A bill proposing a tax credit for the purchase and installation of solar energy systems in Louisiana failed to advance Tuesday from the House Ways and Means Committee. (Wes Muller/La. Illuminator)
A bill proposing a tax credit for the purchase and installation of solar energy systems in Louisiana failed to advance Tuesday from the House Ways and Means Committee.
Republican legislators voted against the measure, 7-3.
House Bill 794, sponsored by Rep. Edmond Jordan, D-Baton Rouge, would have offered a 50% rebate up to $25,000 for new or existing solar systems at any residential or commercial property. The program would end after three years and cost the state $15 million.
The bill would essentially resurrect a similar tax credit that expired a few years ago but with a key difference. Rebates would be issued on a first-come, first-serve basis with a cap of $5 million per year. The solar tax credit that ended in 2017 had no cap, which led to some budgeting volatility and became expensive, costing the state about $261 million, according to the legislative fiscal office.
The proposed program would have cost $5 million per year plus staffing expenses at the Department of Revenue that could have exceeded $100,000, according to the bill’s fiscal note.
SUPPORT NEWS YOU TRUST.
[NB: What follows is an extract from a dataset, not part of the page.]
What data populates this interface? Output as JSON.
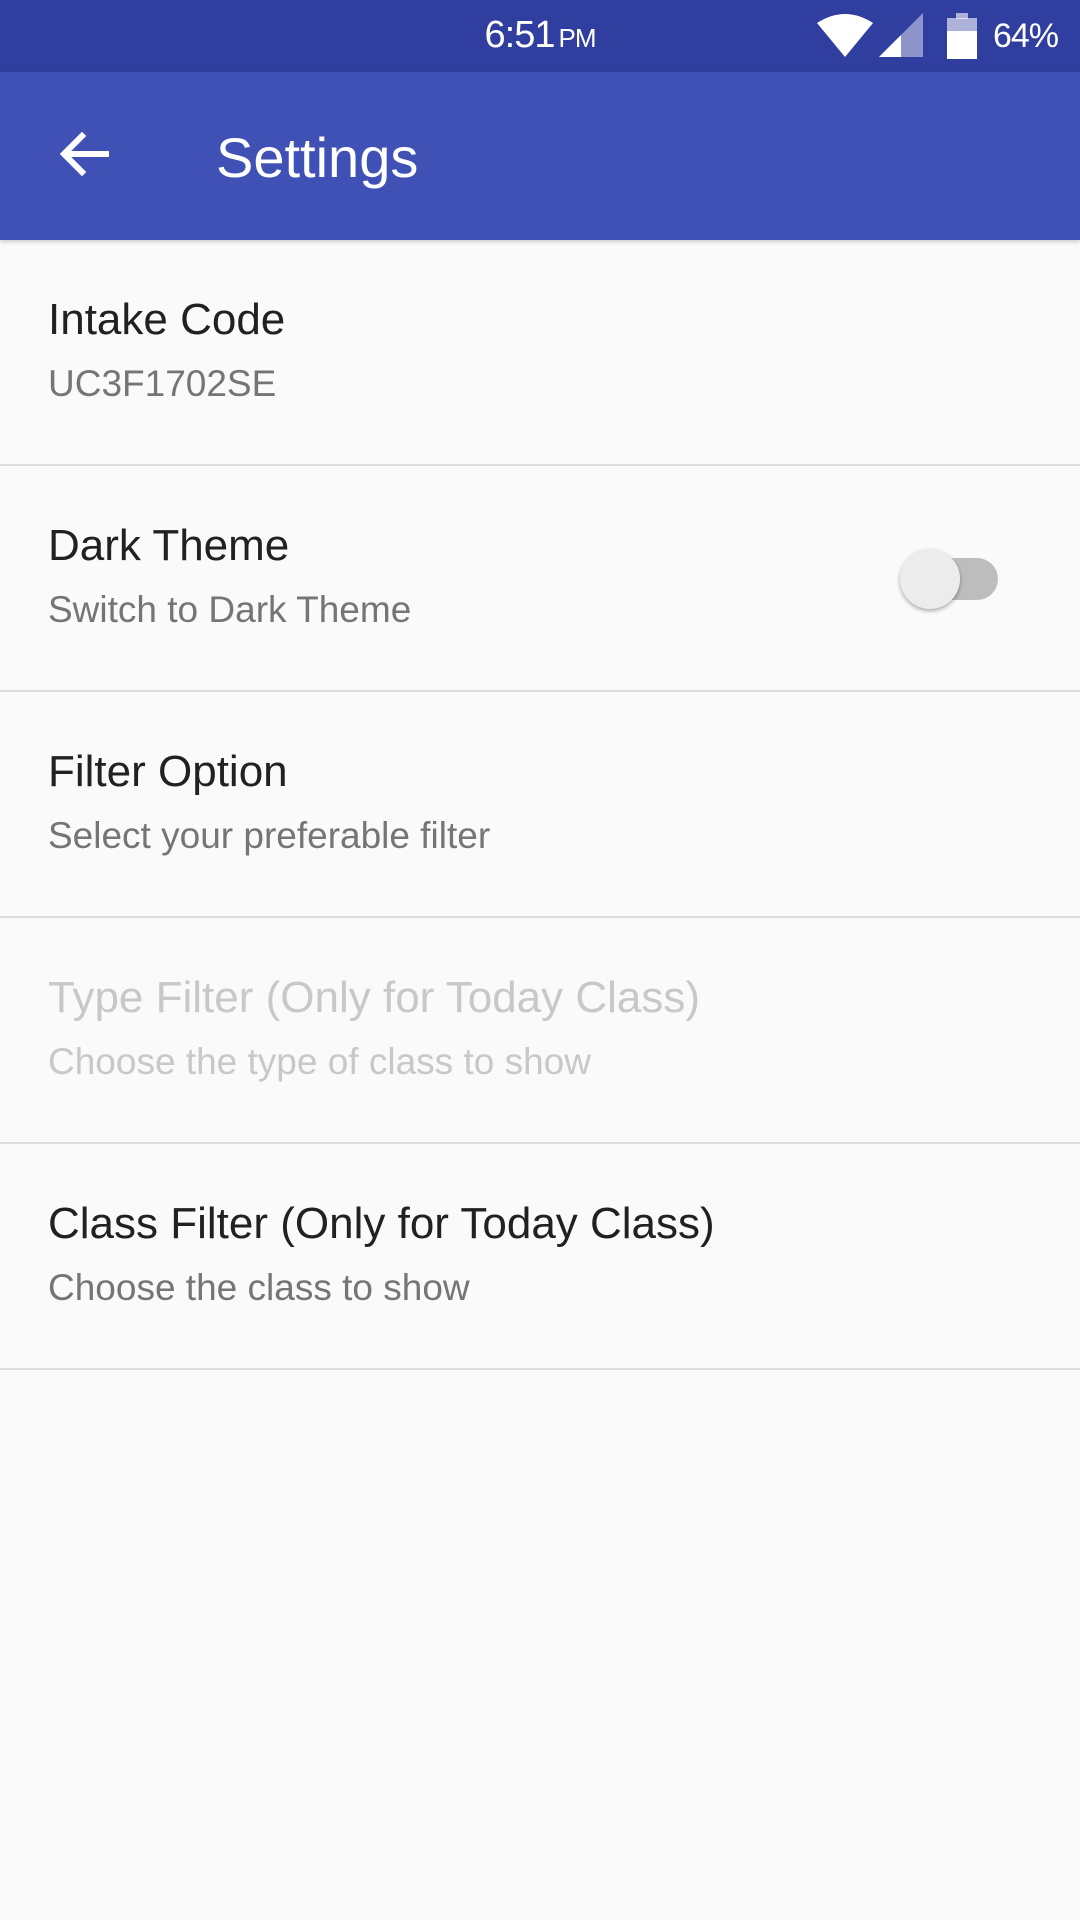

Our stories may be republished online or in print under Creative Commons license CC BY-NC-ND 4.0. We ask that you edit only for style or to shorten, provide proper attribution and link to our web site. Please see our republishing guidelines for use of photos and graphics.